On Writing, with Shelley Peterson
Shelley Peterson's Saddle Creek series — YA for the horsey set — has already spawned five popular titles. Now her protagonist Bird is back with a sixth adventure, in Dark Days at Saddle Creek (Dancing Cat Books).
Shelley speaks to Open Book about equine friendship, how to keep a series fresh and her upcoming projects.
Tell us about your book, Dark Days at Saddle Creek.
In Dark Days, Bird is enlisted by an undercover RCMP officer to help resolve some nasty incidents in the horse show world. In this book she deals with family problems, trains Sundancer for the Caledon Derby, and discovers her father and previously unknown background.
This is the sixth book in the Saddle Creek series. What are some of the challenges and pleasures of working on books in a series?
The beauty is that the characters come to life very quickly and you’re away into the story more easily. Their histories have already been created, and their personalities defined, so a lot of the character development has already been done. The problem is that sometimes you wonder if you’ve written something before — dialogue, situations — and you can easily fall into a rut. Keeping it fresh and new becomes more difficult.
What do you enjoy about writing for this age group? Do you remember a favourite book from that age?
This is the most receptive and open age of all, in my opinion. The books I read when I was that age — Gulliver’s Travels, Robinson Crusoe, The Count of Monte Cristo, Black Beauty, National Velvet, Nancy Drew, the Hardy Boys, etc. — had the biggest influence on me than any I’ve read since. When I write for this age group, I feel I’m reaching people who are sponging everything up. They’re willing to open their minds and eyes and ears, and they want to absorb life fully.
Bird has a special connection with horses. What is your own relationship with horses like?
Horses have been special to me since the first day I laid eyes on one — an old mare named Lady. Just today I helped the vet file teeth and give shots and deworming paste in the barn. My mare Olivia will give birth to a foal mid-May, and I’m very excited to see what she’s been carrying in her belly these past many months. We have 20 horses on our farm, of which 7 belong to us. I ride, jump, hack, but I especially enjoy bringing a young horse along, teaching him/her that life is good and work is fun.
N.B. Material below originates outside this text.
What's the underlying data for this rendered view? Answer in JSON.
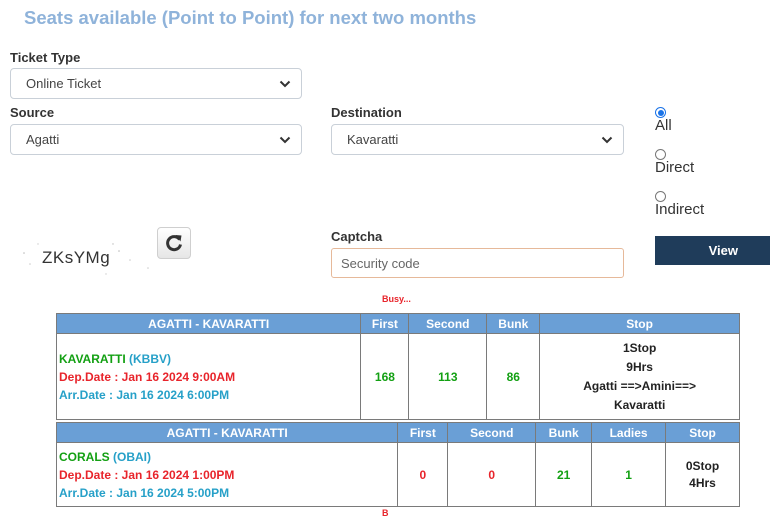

They give me great enjoyment and fulfillment.
Were there any books you read prior to or during the writing this book that you found inspiring?
I cannot think of a book that inspired me as I wrote my book, but events in my life certainly did, as they always do. My dear father-in-law died, and a friend found his long-lost father. Underhanded stable intrigue reared its head, too, and many of the unbelievable cons in the book were actually true!
What are you working on now?
I’m writing two different books right now. One is a continuation of the Saddle Creek books, and one is with an entirely new cast of characters, still YA and still with horses in central roles. I have other projects (an adult fiction and a WWII non-fiction) on the back burner, and they’ll have to stay there for now!